Mitigation Materials in Texas Historical Commission Files

Visit our Historic Bridges pages for information produced in partnership with the Texas Department of Transportation and as a result of mitigation for loss of historic bridges.

Why Mitigation is Produced

Under Section 106 of the National Historic Preservation Act, federal agencies must consider the effects of their projects on historic properties. For projects that will have an adverse effect on one or more historic properties, the agency must develop and evaluate alternatives that would avoid, minimize, or mitigate the effect. See the Section 106 Review Process for more information.

While avoiding an adverse effect is the ideal outcome, in some cases this is not possible or it is simply not the outcome chose by the federal agency responsible for the project. While Section 106 review cannot require a preservation-oriented outcome, mitigation ensures that there is some local benefit despite loss or damage to a historic property. Mitigation often consists of documentation of a property that will be demolished to Historic American Buildings Survey, Historic American Engineering Record, or Historic American Landscapes Survey standards. It may also include preparation of a National Register of Historic Places nomination, a historic context, oral histories, or interpretive materials such as a marker or sign, brochure, or website. Mitigation may also be given to a local repository or added to the Library of Congress collection. Links to the Library of Congress collection are included in the chart above, where applicable.

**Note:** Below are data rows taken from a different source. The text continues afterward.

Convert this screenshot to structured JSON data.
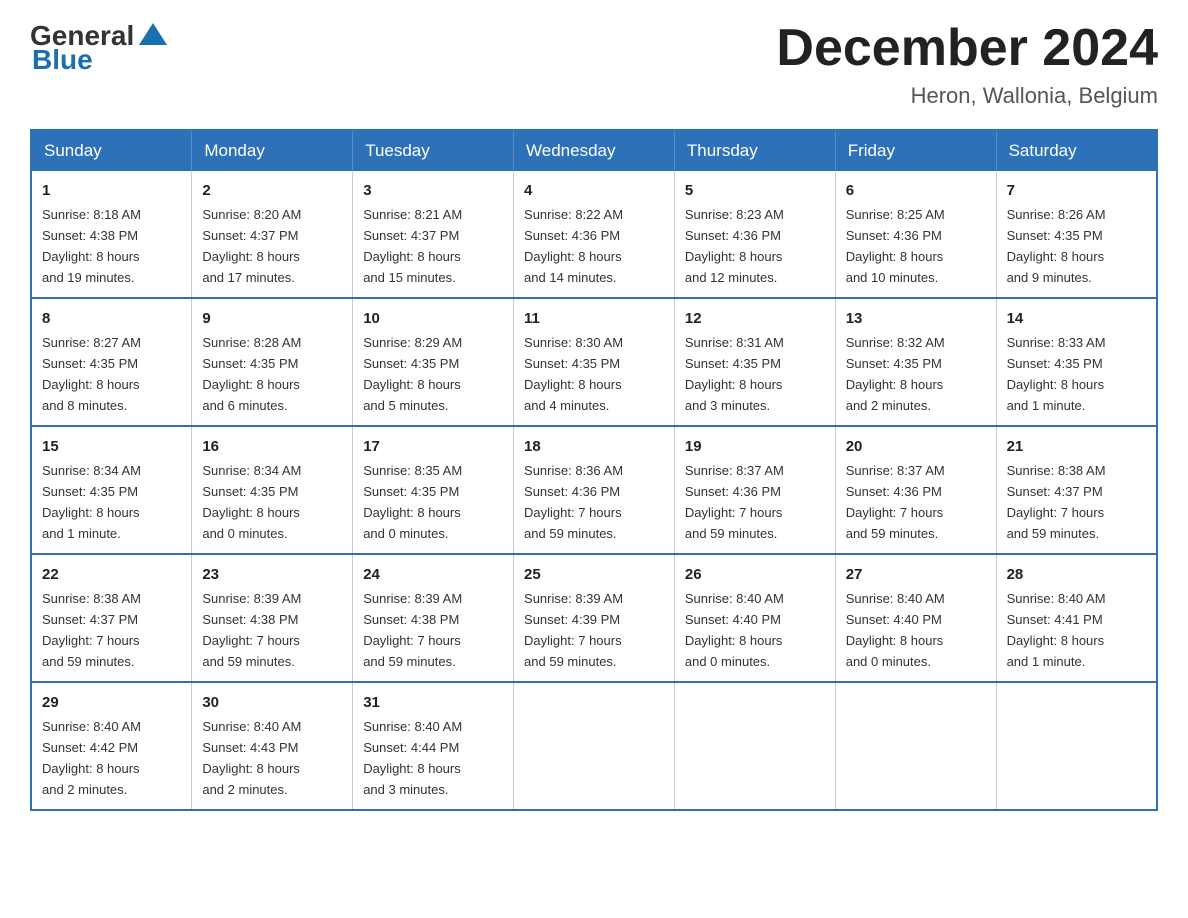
{
  "logo": {
    "text_general": "General",
    "text_blue": "Blue"
  },
  "title": "December 2024",
  "subtitle": "Heron, Wallonia, Belgium",
  "days_of_week": [
    "Sunday",
    "Monday",
    "Tuesday",
    "Wednesday",
    "Thursday",
    "Friday",
    "Saturday"
  ],
  "weeks": [
    [
      {
        "day": "1",
        "sunrise": "8:18 AM",
        "sunset": "4:38 PM",
        "daylight": "8 hours and 19 minutes."
      },
      {
        "day": "2",
        "sunrise": "8:20 AM",
        "sunset": "4:37 PM",
        "daylight": "8 hours and 17 minutes."
      },
      {
        "day": "3",
        "sunrise": "8:21 AM",
        "sunset": "4:37 PM",
        "daylight": "8 hours and 15 minutes."
      },
      {
        "day": "4",
        "sunrise": "8:22 AM",
        "sunset": "4:36 PM",
        "daylight": "8 hours and 14 minutes."
      },
      {
        "day": "5",
        "sunrise": "8:23 AM",
        "sunset": "4:36 PM",
        "daylight": "8 hours and 12 minutes."
      },
      {
        "day": "6",
        "sunrise": "8:25 AM",
        "sunset": "4:36 PM",
        "daylight": "8 hours and 10 minutes."
      },
      {
        "day": "7",
        "sunrise": "8:26 AM",
        "sunset": "4:35 PM",
        "daylight": "8 hours and 9 minutes."
      }
    ],
    [
      {
        "day": "8",
        "sunrise": "8:27 AM",
        "sunset": "4:35 PM",
        "daylight": "8 hours and 8 minutes."
      },
      {
        "day": "9",
        "sunrise": "8:28 AM",
        "sunset": "4:35 PM",
        "daylight": "8 hours and 6 minutes."
      },
      {
        "day": "10",
        "sunrise": "8:29 AM",
        "sunset": "4:35 PM",
        "daylight": "8 hours and 5 minutes."
      },
      {
        "day": "11",
        "sunrise": "8:30 AM",
        "sunset": "4:35 PM",
        "daylight": "8 hours and 4 minutes."
      },
      {
        "day": "12",
        "sunrise": "8:31 AM",
        "sunset": "4:35 PM",
        "daylight": "8 hours and 3 minutes."
      },
      {
        "day": "13",
        "sunrise": "8:32 AM",
        "sunset": "4:35 PM",
        "daylight": "8 hours and 2 minutes."
      },
      {
        "day": "14",
        "sunrise": "8:33 AM",
        "sunset": "4:35 PM",
        "daylight": "8 hours and 1 minute."
      }
    ],
    [
      {
        "day": "15",
        "sunrise": "8:34 AM",
        "sunset": "4:35 PM",
        "daylight": "8 hours and 1 minute."
      },
      {
        "day": "16",
        "sunrise": "8:34 AM",
        "sunset": "4:35 PM",
        "daylight": "8 hours and 0 minutes."
      },
      {
        "day": "17",
        "sunrise": "8:35 AM",
        "sunset": "4:35 PM",
        "daylight": "8 hours and 0 minutes."
      },
      {
        "day": "18",
        "sunrise": "8:36 AM",
        "sunset": "4:36 PM",
        "daylight": "7 hours and 59 minutes."
      },
      {
        "day": "19",
        "sunrise": "8:37 AM",
        "sunset": "4:36 PM",
        "daylight": "7 hours and 59 minutes."
      },
      {
        "day": "20",
        "sunrise": "8:37 AM",
        "sunset": "4:36 PM",
        "daylight": "7 hours and 59 minutes."
      },
      {
        "day": "21",
        "sunrise": "8:38 AM",
        "sunset": "4:37 PM",
        "daylight": "7 hours and 59 minutes."
      }
    ],
    [
      {
        "day": "22",
        "sunrise": "8:38 AM",
        "sunset": "4:37 PM",
        "daylight": "7 hours and 59 minutes."
      },
      {
        "day": "23",
        "sunrise": "8:39 AM",
        "sunset": "4:38 PM",
        "daylight": "7 hours and 59 minutes."
      },
      {
        "day": "24",
        "sunrise": "8:39 AM",
        "sunset": "4:38 PM",
        "daylight": "7 hours and 59 minutes."
      },
      {
        "day": "25",
        "sunrise": "8:39 AM",
        "sunset": "4:39 PM",
        "daylight": "7 hours and 59 minutes."
      },
      {
        "day": "26",
        "sunrise": "8:40 AM",
        "sunset": "4:40 PM",
        "daylight": "8 hours and 0 minutes."
      },
      {
        "day": "27",
        "sunrise": "8:40 AM",
        "sunset": "4:40 PM",
        "daylight": "8 hours and 0 minutes."
      },
      {
        "day": "28",
        "sunrise": "8:40 AM",
        "sunset": "4:41 PM",
        "daylight": "8 hours and 1 minute."
      }
    ],
    [
      {
        "day": "29",
        "sunrise": "8:40 AM",
        "sunset": "4:42 PM",
        "daylight": "8 hours and 2 minutes."
      },
      {
        "day": "30",
        "sunrise": "8:40 AM",
        "sunset": "4:43 PM",
        "daylight": "8 hours and 2 minutes."
      },
      {
        "day": "31",
        "sunrise": "8:40 AM",
        "sunset": "4:44 PM",
        "daylight": "8 hours and 3 minutes."
      },
      null,
      null,
      null,
      null
    ]
  ],
  "labels": {
    "sunrise": "Sunrise:",
    "sunset": "Sunset:",
    "daylight": "Daylight:"
  }
}
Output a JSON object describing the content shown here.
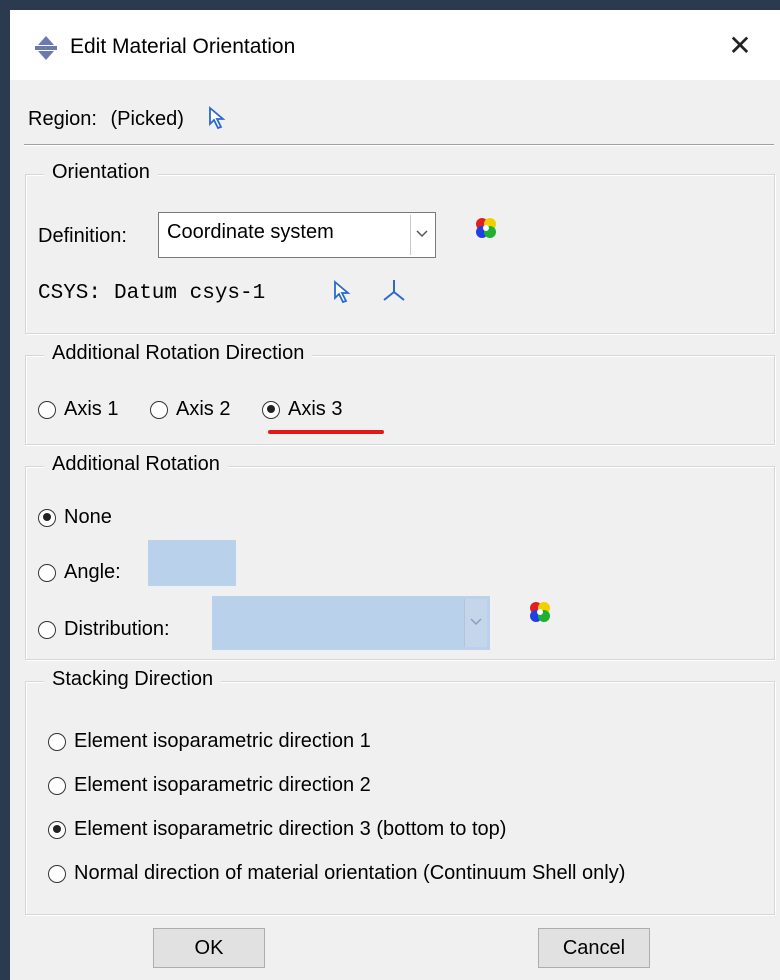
{
  "window": {
    "title": "Edit Material Orientation",
    "close_symbol": "✕"
  },
  "region": {
    "label": "Region:",
    "value": "(Picked)"
  },
  "orientation": {
    "group_title": "Orientation",
    "definition_label": "Definition:",
    "definition_value": "Coordinate system",
    "csys_label": "CSYS:",
    "csys_value": "Datum csys-1"
  },
  "rotation_direction": {
    "group_title": "Additional Rotation Direction",
    "options": [
      "Axis 1",
      "Axis 2",
      "Axis 3"
    ],
    "selected": "Axis 3"
  },
  "additional_rotation": {
    "group_title": "Additional Rotation",
    "none_label": "None",
    "angle_label": "Angle:",
    "angle_value": "",
    "distribution_label": "Distribution:",
    "distribution_value": "",
    "selected": "None"
  },
  "stacking_direction": {
    "group_title": "Stacking Direction",
    "options": [
      "Element isoparametric direction 1",
      "Element isoparametric direction 2",
      "Element isoparametric direction 3 (bottom to top)",
      "Normal direction of material orientation (Continuum Shell only)"
    ],
    "selected_index": 2
  },
  "buttons": {
    "ok": "OK",
    "cancel": "Cancel"
  },
  "colors": {
    "annotation_underline": "#e01818",
    "disabled_field": "#b9d1ea",
    "picker_arrow": "#2a6ad0"
  }
}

For more information, please contact Alexander Shane at 512-463-8952 or email us.